The Zoom H6 vs H4n In Use
The most noticeable improvement is the overall speed and performance of the H6 over the H4n — Startup time is much, much quicker. The H4n would take what seemed like eons to boot up from an off state and get ready to start recording.
One of the nicest things, from a usability standpoint, are the physical adjustment knobs for each channel. This gives you a nice, quick “at-a-glance” visual of each of your inputs on the H6, without having to fuss with menus, making adjustments much quicker to handle on the fly. From what I’ve read, there seems to be a noticeable jump in gain from the 5 to 6 or 6 to 7 settings on the knobs — I’ve found this to be true, so fine tuning if you’re at or around those levels may be necessary to achieve optimal sound quality.
The extra bulk of the device is negligible, in my opinion. The H6 carries a sleeker, more streamlined design over the boxy H4 and is quite comfortable to handhold in a pinch for interviews or the like, because of its contoured back panel.
The line-out jack is a nice addition over the H4n when using it to record audio straight to your camera. With the H4n, you’d normally have to use the headphone jack as a line-out. The drawback there, obviously, is that you couldn’t monitor your audio and record to the camera at the same time without a janky splitter or other setup.
The nice, bright color screen is refreshing and fairly detailed. Though in the VU meter mode, the meters are so small and unreadable, which renders them almost useless.
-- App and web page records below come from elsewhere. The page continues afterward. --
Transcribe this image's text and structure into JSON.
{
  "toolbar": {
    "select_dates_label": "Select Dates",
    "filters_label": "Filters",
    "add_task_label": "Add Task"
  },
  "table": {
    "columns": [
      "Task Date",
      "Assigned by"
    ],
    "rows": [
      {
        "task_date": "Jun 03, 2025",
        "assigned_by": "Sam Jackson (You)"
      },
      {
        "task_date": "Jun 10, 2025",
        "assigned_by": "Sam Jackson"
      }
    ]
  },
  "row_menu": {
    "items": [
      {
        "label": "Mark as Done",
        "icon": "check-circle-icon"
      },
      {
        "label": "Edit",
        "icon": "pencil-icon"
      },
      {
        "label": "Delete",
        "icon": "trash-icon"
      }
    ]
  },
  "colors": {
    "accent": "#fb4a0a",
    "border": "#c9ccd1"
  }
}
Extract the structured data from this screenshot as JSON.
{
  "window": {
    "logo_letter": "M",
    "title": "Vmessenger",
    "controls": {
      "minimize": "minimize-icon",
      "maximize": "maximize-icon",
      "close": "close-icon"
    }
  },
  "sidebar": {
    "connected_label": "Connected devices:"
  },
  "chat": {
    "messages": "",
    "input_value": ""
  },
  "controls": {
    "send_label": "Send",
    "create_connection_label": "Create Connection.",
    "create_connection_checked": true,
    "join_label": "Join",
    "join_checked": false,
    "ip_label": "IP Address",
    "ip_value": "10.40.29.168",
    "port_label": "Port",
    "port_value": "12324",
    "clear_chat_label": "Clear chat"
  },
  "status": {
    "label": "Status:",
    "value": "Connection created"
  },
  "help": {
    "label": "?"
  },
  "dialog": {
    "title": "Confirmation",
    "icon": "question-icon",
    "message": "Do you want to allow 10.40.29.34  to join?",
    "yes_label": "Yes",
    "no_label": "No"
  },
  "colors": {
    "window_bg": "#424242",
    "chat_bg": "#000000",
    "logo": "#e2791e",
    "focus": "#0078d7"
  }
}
One drawback is the menus — the menus on the H6, while easier to navigate and much improved over previous Zoom devices, is still a bit…inconsistent. Some things aren’t where you’d expect them to be, and the verbiage has changed. Folders hold “projects” instead of “files”, which is a bit confusing, since “project” has more of a bigger-picture implication. I spent about 20 minutes when I first got this thing trying to figure out how to delete an individual file until I realized they like to call them “projects”. The rest of the menu structure seems okay, apart from the inconsistencies.
Zoom H6 Mic Capsules & Accessories
The X/Y Mic Capsule is a good general use microphone for recording — the mic diaphragms here here are much larger than the H4n’s (and actually touted as the largest on any portable recorder at 14.6mm), so the H6 should offer better sound quality in all situations. And like the H4n, the H6′s X/Y microphones rotate 180 degrees to go from a 90-degree polar pattern to a 120-degree polar pattern if you want to capture a bit of a wider stereo image.
The Mid-Side mic is great for interviews or video production. What’s really cool about the M/S mic is that you can adjust the width of the stereo image before you record by adjusting the levels of the side mics. If you record in RAW, you can even adjust the side mics after the fact! Really cool.
I also picked up the optional SGH-6 Shotgun capsule since I’ll be using this mostly for video, and interestingly, don’t have a Rode Videomic/Videomic Pro yet. The SGH-6 contains 3 mics and is highly directional, great for picking up speech at close working distances. I haven’t had a chance to test this out yet, but will soon. Because of the SGH-6′s design, while it does have a narrow pickup pattern, you have to be pretty close to the source to get good audio, or else it starts sounding distant.
I’ll have some sound samples up from all of the mic capsules as well as some condenser mics soon. Stay tuned!